Binge drinking is a term used to describe heavy drinking. According to the National Institute on Alcohol Abuse and Alcoholism (NIAAA), binge drinking means having enough drinks in a two hour period to achieve a blood alcohol concentration level of 0.08, a level at which a person is considered to be intoxicated. Binge drinking is increasingly common, but does it make a person an alcoholic or addicted to alcohol? The answer is not so simple.
The Risks Of Binge Drinking
For women, binge drinking typically means having four or more drinks in a two-hour period. For men, it means having five or more drinks. Consuming this much alcohol in one sitting, or more, is detrimental to your health. And if you drink this way, you are not alone. One in every six adults in the U.S. binges four times a month. Each binge includes eight drinks on average. This is a lot of alcohol.
Binge drinking can lead to a number of health problems, not least of which is dependence on alcohol, or alcoholism. It can also cause:
- liver disease
- high blood pressure
- heart attack
- neurological damage
- complications if you have diabetes
Binge drinking also leads to:
- accidents and injuries
- alcohol poisoning
- fetal alcohol syndrome
- unintended pregnancies
- problems with relationships
- strain on career and finances
What Is Alcoholism?

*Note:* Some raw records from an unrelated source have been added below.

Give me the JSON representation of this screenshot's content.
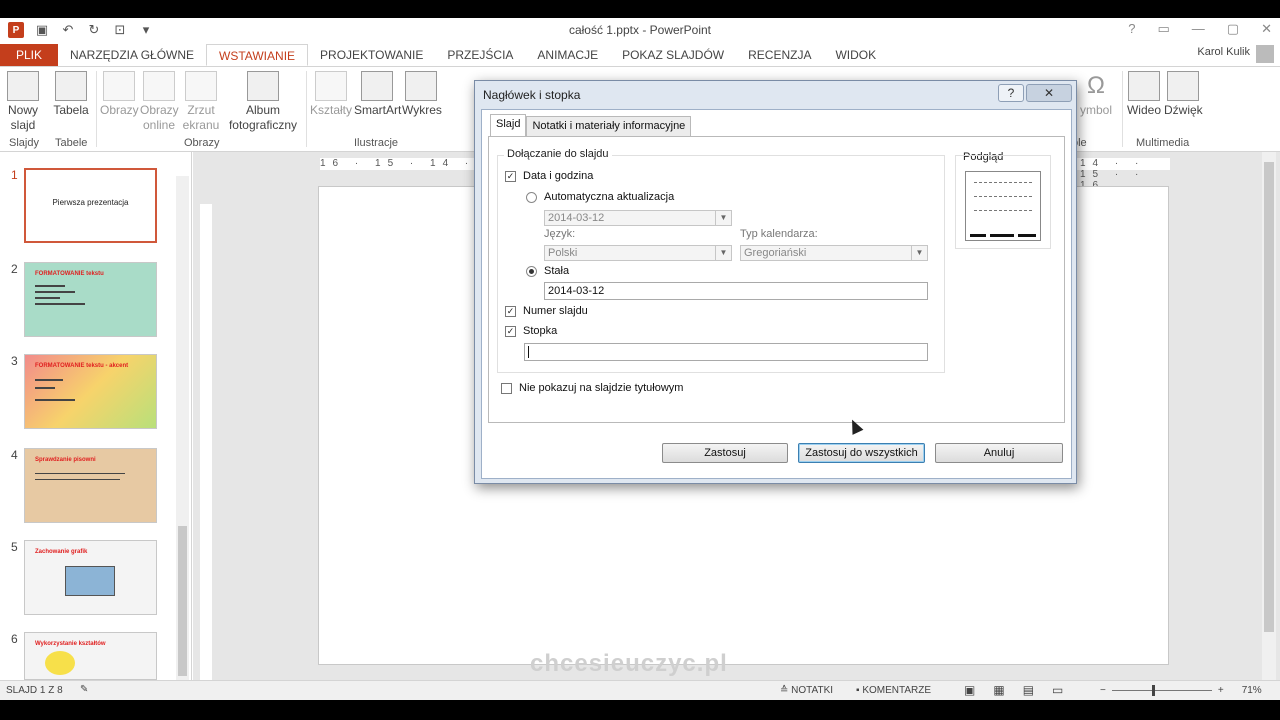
{
  "window": {
    "title": "całość 1.pptx - PowerPoint",
    "user": "Karol Kulik",
    "controls": [
      "?",
      "▭",
      "—",
      "▢",
      "✕"
    ]
  },
  "qat": {
    "app_icon": "P",
    "save_icon": "save-icon",
    "undo_icon": "undo-icon",
    "redo_icon": "redo-icon",
    "present_icon": "present-icon",
    "customize_icon": "customize-icon"
  },
  "tabs": [
    "PLIK",
    "NARZĘDZIA GŁÓWNE",
    "WSTAWIANIE",
    "PROJEKTOWANIE",
    "PRZEJŚCIA",
    "ANIMACJE",
    "POKAZ SLAJDÓW",
    "RECENZJA",
    "WIDOK"
  ],
  "active_tab": "WSTAWIANIE",
  "ribbon": {
    "new_slide": "Nowy slajd",
    "table": "Tabela",
    "pictures": "Obrazy",
    "online_pictures": "Obrazy online",
    "screenshot": "Zrzut ekranu",
    "album": "Album fotograficzny",
    "shapes": "Kształty",
    "smartart": "SmartArt",
    "chart": "Wykres",
    "symbol": "ymbol",
    "video": "Wideo",
    "audio": "Dźwięk",
    "groups": {
      "slides": "Slajdy",
      "tables": "Tabele",
      "images": "Obrazy",
      "illustrations": "Ilustracje",
      "symbols": "ole",
      "multimedia": "Multimedia"
    }
  },
  "ruler": {
    "left": "16 · 15 · 14 · 13 · 12 · 11",
    "right": "14 · · 15 · · 16"
  },
  "slides": [
    {
      "num": "1",
      "title": "Pierwsza prezentacja"
    },
    {
      "num": "2",
      "title": "FORMATOWANIE tekstu"
    },
    {
      "num": "3",
      "title": "FORMATOWANIE tekstu - akcent"
    },
    {
      "num": "4",
      "title": "Sprawdzanie pisowni"
    },
    {
      "num": "5",
      "title": "Zachowanie grafik"
    },
    {
      "num": "6",
      "title": "Wykorzystanie kształtów"
    }
  ],
  "watermark": "chcesieuczyc.pl",
  "status": {
    "slide_info": "SLAJD 1 Z 8",
    "notes": "NOTATKI",
    "comments": "KOMENTARZE",
    "zoom": "71%",
    "zoom_level": 0.71
  },
  "dialog": {
    "title": "Nagłówek i stopka",
    "help": "?",
    "close": "✕",
    "tabs": [
      "Slajd",
      "Notatki i materiały informacyjne"
    ],
    "section": "Dołączanie do slajdu",
    "date_time": "Data i godzina",
    "auto_update": "Automatyczna aktualizacja",
    "auto_date": "2014-03-12",
    "language_label": "Język:",
    "language": "Polski",
    "calendar_label": "Typ kalendarza:",
    "calendar": "Gregoriański",
    "fixed": "Stała",
    "fixed_value": "2014-03-12",
    "slide_number": "Numer slajdu",
    "footer": "Stopka",
    "footer_value": "",
    "dont_show_title": "Nie pokazuj na slajdzie tytułowym",
    "preview": "Podgląd",
    "apply": "Zastosuj",
    "apply_all": "Zastosuj do wszystkich",
    "cancel": "Anuluj",
    "checked": {
      "date_time": true,
      "slide_number": true,
      "footer": true,
      "dont_show_title": false
    },
    "selected_radio": "fixed"
  }
}
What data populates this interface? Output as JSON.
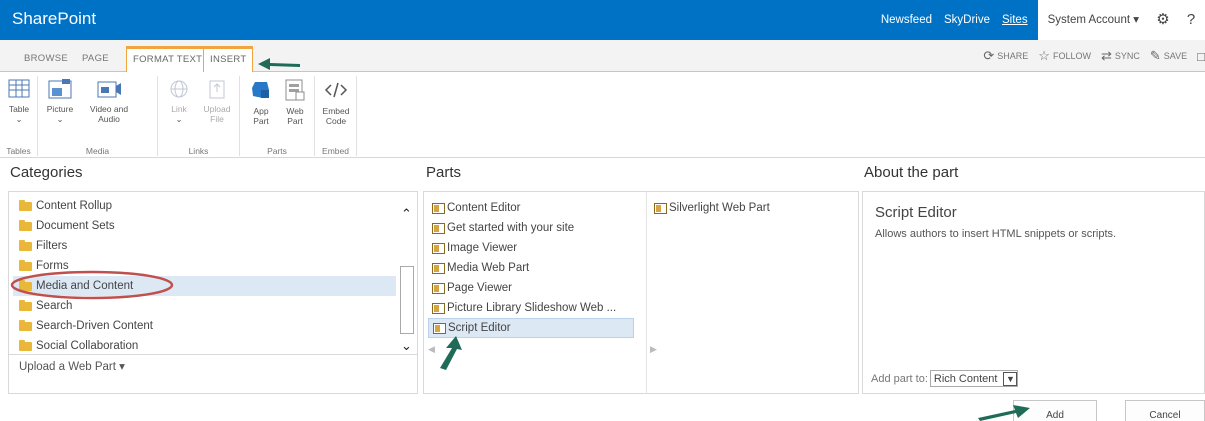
{
  "suite": {
    "brand": "SharePoint",
    "links": [
      "Newsfeed",
      "SkyDrive",
      "Sites"
    ],
    "account": "System Account ▾",
    "help": "?"
  },
  "tabs": [
    "BROWSE",
    "PAGE",
    "FORMAT TEXT",
    "INSERT"
  ],
  "actions": [
    "SHARE",
    "FOLLOW",
    "SYNC",
    "SAVE"
  ],
  "ribbon": {
    "table": "Table",
    "picture": "Picture",
    "video": "Video and Audio",
    "link": "Link",
    "upload": "Upload File",
    "app_part": "App Part",
    "web_part": "Web Part",
    "embed": "Embed Code",
    "groups": [
      "Tables",
      "Media",
      "Links",
      "Parts",
      "Embed"
    ]
  },
  "categories": {
    "header": "Categories",
    "items": [
      "Content Rollup",
      "Document Sets",
      "Filters",
      "Forms",
      "Media and Content",
      "Search",
      "Search-Driven Content",
      "Social Collaboration"
    ],
    "selected": "Media and Content",
    "upload": "Upload a Web Part ▾"
  },
  "parts": {
    "header": "Parts",
    "col1": [
      "Content Editor",
      "Get started with your site",
      "Image Viewer",
      "Media Web Part",
      "Page Viewer",
      "Picture Library Slideshow Web ...",
      "Script Editor"
    ],
    "col2": [
      "Silverlight Web Part"
    ],
    "selected": "Script Editor"
  },
  "about": {
    "header": "About the part",
    "title": "Script Editor",
    "description": "Allows authors to insert HTML snippets or scripts.",
    "add_to_label": "Add part to:",
    "add_to_value": "Rich Content"
  },
  "buttons": {
    "add": "Add",
    "cancel": "Cancel"
  },
  "colors": {
    "suitebar": "#0072c6",
    "context_tab": "#f0a540",
    "annotation": "#1f6b57",
    "circle": "#c0504d"
  }
}
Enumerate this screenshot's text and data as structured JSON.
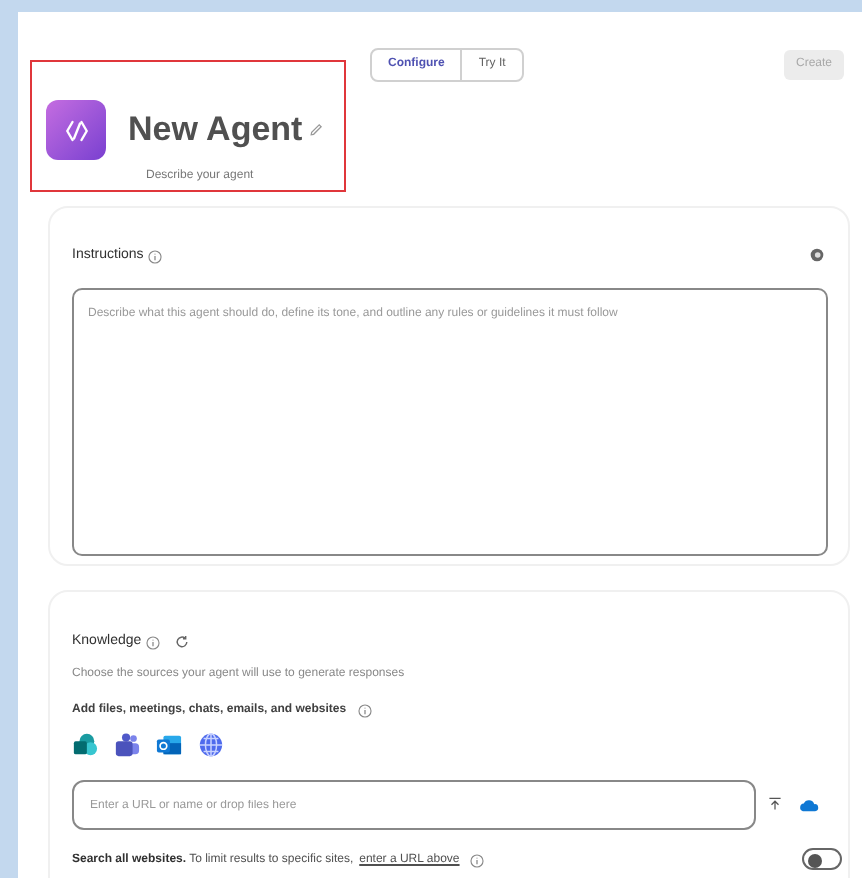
{
  "tabs": [
    {
      "label": "Configure",
      "selected": true
    },
    {
      "label": "Try It",
      "selected": false
    }
  ],
  "create_button": {
    "label": "Create",
    "disabled": true
  },
  "agent": {
    "name": "New Agent",
    "description": "Describe your agent"
  },
  "instructions": {
    "title": "Instructions",
    "placeholder": "Describe what this agent should do, define its tone, and outline any rules or guidelines it must follow"
  },
  "knowledge": {
    "title": "Knowledge",
    "subtitle": "Choose the sources your agent will use to generate responses",
    "add_label": "Add files, meetings, chats, emails, and websites",
    "sources": [
      {
        "kind": "sharepoint"
      },
      {
        "kind": "teams"
      },
      {
        "kind": "outlook"
      },
      {
        "kind": "web"
      }
    ],
    "url_placeholder": "Enter a URL or name or drop files here",
    "search_all": {
      "text": "**Search all websites.** To limit results to specific sites,",
      "link": "enter a URL above",
      "on": false
    }
  }
}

So does binge drinking make you an alcoholic? Not necessarily. Addictive disorders are most often diagnosed based on the Diagnostic and Statistical Manual of Mental Disorders. The fifth version of this manual recently came out with new criteria for alcohol addiction. The fourth edition listed alcohol abuse and alcohol dependence (alcoholism) as two separate disorders. The fifth edition merged the two into one disorder: alcohol use disorder. A person can be diagnosed as having a mild, moderate or severe case of alcohol use disorder.
According to the fifth edition, to have an alcohol use disorder you must have two of the eleven symptoms listed in the manual. Having two or three symptoms represents a mild case. Binge drinking is not listed as a symptom, but several of the symptoms could result from binge drinking. For instance, one symptom is drinking more than you intended to on a particular occasion. Many binge drinkers could claim doing this. Another symptom is trying to drink less, but failing. Again, this can happen with binge drinking.
There are several other symptoms that could go hand-in-hand with binge drinking. This means that if you binge drink and end up having two of these symptoms, you could be diagnosed as having mild alcohol use disorder. If the risks of binge drinking are not enough to make you want to slow down, maybe this fact is.
Stopping Binge Drinking
Moderate drinking is not harmful to your health, unless you have specific conditions that are exacerbated by alcohol. If you binge drink regularly, consider cutting back to moderate drinking levels. If you don’t, you put yourself at risk for a number of health problems. Not least of these is alcohol use disorder. If you could qualify for a diagnosis of mild now, you are on the path to having moderate or severe alcohol use disorder later.
Being a moderate drinker means having no more than three drinks per day and seven per week if you are a woman. If you are a man, have no more than four drinks per day and 14 in a week. Cutting back is important for your health, but if you find you can’t, you may need to get help. Rely on friends and family to support you in drinking less, or find a support group to join. You don’t need to be a full-blown alcoholic to ask for help. Doing so now could save you disastrous consequences in the future.
If You Or Someone You Love Needs Help Quitting Drinking – Call Us Now – We Will Get You On The Path To Happy And Healthy Sobriety!